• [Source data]
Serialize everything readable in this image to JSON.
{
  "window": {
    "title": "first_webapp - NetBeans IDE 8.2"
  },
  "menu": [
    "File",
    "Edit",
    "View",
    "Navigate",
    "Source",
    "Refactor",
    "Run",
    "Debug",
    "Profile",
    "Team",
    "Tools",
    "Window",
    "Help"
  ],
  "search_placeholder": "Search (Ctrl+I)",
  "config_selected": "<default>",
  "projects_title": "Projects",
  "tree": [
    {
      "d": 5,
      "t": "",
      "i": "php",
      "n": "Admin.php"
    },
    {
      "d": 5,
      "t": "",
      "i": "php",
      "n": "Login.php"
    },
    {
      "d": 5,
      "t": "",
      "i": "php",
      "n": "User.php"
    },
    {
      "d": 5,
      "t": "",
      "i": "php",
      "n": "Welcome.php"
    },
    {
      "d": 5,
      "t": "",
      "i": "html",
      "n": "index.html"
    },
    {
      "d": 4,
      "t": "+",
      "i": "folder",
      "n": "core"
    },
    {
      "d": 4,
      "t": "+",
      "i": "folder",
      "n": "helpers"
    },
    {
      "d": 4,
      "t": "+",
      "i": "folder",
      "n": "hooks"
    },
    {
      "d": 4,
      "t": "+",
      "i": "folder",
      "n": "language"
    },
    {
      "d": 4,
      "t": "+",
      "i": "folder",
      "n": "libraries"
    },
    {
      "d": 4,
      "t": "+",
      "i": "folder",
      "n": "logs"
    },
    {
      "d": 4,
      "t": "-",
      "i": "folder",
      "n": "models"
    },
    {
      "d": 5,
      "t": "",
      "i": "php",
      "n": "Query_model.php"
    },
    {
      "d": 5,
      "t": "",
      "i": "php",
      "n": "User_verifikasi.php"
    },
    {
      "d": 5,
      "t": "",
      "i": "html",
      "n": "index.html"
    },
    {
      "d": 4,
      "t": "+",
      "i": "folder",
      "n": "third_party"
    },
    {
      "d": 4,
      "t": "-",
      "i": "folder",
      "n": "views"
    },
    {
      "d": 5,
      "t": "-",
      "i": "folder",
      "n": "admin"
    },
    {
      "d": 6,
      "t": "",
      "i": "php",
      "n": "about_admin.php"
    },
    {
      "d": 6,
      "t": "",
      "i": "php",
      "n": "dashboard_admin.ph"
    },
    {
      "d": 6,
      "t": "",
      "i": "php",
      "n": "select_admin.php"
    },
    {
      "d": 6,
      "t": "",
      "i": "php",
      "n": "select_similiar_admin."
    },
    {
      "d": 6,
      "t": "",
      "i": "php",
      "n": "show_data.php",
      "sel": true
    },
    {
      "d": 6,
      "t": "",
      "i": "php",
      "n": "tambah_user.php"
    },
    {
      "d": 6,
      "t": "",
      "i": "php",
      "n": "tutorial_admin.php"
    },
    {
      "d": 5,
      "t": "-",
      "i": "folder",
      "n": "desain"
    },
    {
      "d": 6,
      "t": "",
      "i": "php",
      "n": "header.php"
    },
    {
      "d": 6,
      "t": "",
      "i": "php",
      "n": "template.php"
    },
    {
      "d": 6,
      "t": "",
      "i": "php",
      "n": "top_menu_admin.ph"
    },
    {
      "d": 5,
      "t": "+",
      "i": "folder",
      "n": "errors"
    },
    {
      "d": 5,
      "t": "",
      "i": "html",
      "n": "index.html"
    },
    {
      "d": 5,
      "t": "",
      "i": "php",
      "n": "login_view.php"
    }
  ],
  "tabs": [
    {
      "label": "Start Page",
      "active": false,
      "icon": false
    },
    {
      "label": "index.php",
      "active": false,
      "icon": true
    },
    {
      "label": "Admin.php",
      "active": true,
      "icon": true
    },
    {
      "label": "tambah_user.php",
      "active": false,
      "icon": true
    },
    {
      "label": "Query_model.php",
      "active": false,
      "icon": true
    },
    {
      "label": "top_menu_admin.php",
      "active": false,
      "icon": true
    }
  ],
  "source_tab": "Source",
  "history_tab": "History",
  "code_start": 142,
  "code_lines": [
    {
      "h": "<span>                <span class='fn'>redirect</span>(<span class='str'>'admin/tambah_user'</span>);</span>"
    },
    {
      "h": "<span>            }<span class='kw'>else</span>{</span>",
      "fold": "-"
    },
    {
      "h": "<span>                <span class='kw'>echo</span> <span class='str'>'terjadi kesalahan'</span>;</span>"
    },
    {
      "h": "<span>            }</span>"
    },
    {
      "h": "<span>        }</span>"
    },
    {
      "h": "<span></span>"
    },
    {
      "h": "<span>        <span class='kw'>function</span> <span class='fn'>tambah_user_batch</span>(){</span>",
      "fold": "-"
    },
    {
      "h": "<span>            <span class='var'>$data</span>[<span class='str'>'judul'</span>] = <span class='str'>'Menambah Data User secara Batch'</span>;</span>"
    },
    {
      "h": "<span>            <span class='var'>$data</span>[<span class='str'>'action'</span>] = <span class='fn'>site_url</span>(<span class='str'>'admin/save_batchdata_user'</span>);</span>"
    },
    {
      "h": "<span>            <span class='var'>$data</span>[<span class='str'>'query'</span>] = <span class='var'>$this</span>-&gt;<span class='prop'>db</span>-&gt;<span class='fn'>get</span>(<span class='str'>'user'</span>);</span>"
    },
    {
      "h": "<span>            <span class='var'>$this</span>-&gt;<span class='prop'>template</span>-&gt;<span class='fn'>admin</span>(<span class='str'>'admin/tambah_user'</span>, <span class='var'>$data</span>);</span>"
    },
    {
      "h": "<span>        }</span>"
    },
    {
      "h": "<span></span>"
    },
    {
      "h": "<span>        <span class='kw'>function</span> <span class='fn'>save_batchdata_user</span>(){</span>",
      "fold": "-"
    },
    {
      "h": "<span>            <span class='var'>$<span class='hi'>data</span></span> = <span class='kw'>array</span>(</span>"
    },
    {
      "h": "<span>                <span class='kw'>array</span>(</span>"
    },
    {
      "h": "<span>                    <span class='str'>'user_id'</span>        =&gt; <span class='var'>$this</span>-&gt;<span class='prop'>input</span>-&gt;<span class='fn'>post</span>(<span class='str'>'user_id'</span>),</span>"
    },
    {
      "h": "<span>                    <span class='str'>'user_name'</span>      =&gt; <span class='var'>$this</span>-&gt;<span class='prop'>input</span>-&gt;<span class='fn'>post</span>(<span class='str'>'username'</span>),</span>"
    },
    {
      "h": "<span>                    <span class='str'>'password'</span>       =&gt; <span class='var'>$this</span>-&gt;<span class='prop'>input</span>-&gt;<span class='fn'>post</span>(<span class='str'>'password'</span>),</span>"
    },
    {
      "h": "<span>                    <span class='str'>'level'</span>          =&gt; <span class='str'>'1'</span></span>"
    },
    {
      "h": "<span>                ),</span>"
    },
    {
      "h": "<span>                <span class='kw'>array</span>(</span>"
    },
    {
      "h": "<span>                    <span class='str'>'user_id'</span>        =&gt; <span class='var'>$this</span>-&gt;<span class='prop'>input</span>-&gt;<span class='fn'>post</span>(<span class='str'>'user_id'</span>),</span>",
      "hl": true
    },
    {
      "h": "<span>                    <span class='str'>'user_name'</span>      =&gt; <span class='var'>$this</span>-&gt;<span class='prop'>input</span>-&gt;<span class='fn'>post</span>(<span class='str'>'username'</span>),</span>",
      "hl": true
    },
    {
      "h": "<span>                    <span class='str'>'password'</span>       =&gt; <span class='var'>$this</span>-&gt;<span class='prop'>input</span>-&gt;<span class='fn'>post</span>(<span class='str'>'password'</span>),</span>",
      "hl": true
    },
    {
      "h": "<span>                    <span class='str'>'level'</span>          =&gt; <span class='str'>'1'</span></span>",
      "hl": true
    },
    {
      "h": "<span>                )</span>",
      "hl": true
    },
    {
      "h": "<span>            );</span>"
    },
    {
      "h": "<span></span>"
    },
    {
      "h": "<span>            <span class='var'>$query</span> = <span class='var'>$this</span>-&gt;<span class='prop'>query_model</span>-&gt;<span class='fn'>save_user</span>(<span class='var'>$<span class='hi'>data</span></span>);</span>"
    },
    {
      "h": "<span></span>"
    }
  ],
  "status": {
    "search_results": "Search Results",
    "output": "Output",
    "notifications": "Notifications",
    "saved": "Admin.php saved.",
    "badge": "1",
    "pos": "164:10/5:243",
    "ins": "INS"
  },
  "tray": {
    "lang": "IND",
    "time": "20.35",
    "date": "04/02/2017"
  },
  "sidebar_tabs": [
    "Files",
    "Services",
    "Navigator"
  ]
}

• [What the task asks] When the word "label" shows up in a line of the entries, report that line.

• [Expected output]
      "label": "Start Page",
      "label": "index.php",
      "label": "Admin.php",
      "label": "tambah_user.php",
      "label": "Query_model.php",
      "label": "top_menu_admin.php",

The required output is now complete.